I had not intended to post a DBQ this week, but this one practically fell in my lap and I couldn’t resist it. This week, I met with Susannah Corona who conveyed to me the carcass of a shearwater with a remarkable history (but more on that in a coming post). The next day, she sent me an email with images of a dead bird that had originally been sent by a man named Bob Thomason, and then forwarded from biologist to biologist, looking for an i.d. Here is the partial text of Bob’s email:
“On Saturday November 14th, I was climbing out in my 6-seat twin engine Cessna northwest out of the Anson County (Wadesboro), NC airport when I struck a bird at about 3,200 feet above ground level.”
The bird was struck, and then the carcass apparently became lodged in the sizeable crater in the wing that the body made on impact and was still there upon landing, albeit without a head. Debate ensued as to the identity of the bird. I am certain you will know right away what it is, as the i.d. is not particularly tricky, but I felt good about this particular case since the shorebird biologists who looked at the image didn’t know. I am horrible at identifying shorebirds myself, so it was nice to know the feeling is often mutual, across the shorebird/seabird divide. Here are the remarkable images:
In addition to the plane bird, I also got a note from Dennis Minsky out on Cape Cod about a wing he’d found, and whether or not I agreed with his i.d. So of course, I am crowd sourcing that in order to see if you all concur with me. Here are the two shots of that wing.
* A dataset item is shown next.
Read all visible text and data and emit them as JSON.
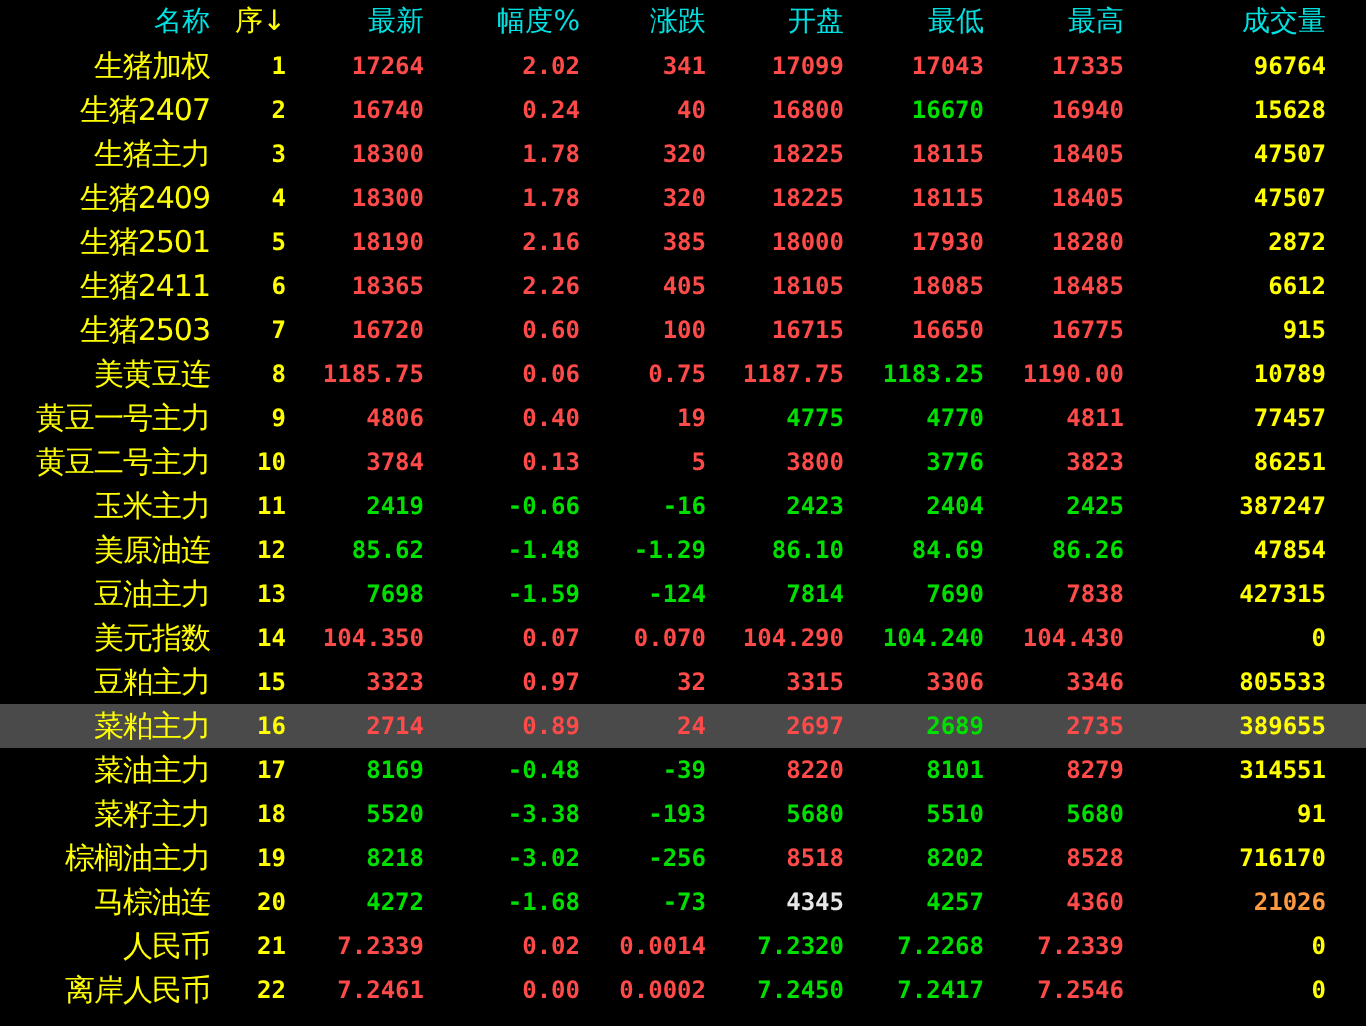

Please note how nicely Dennis arranaged the wing on the ruler so you can actually get an accurate wing chord too!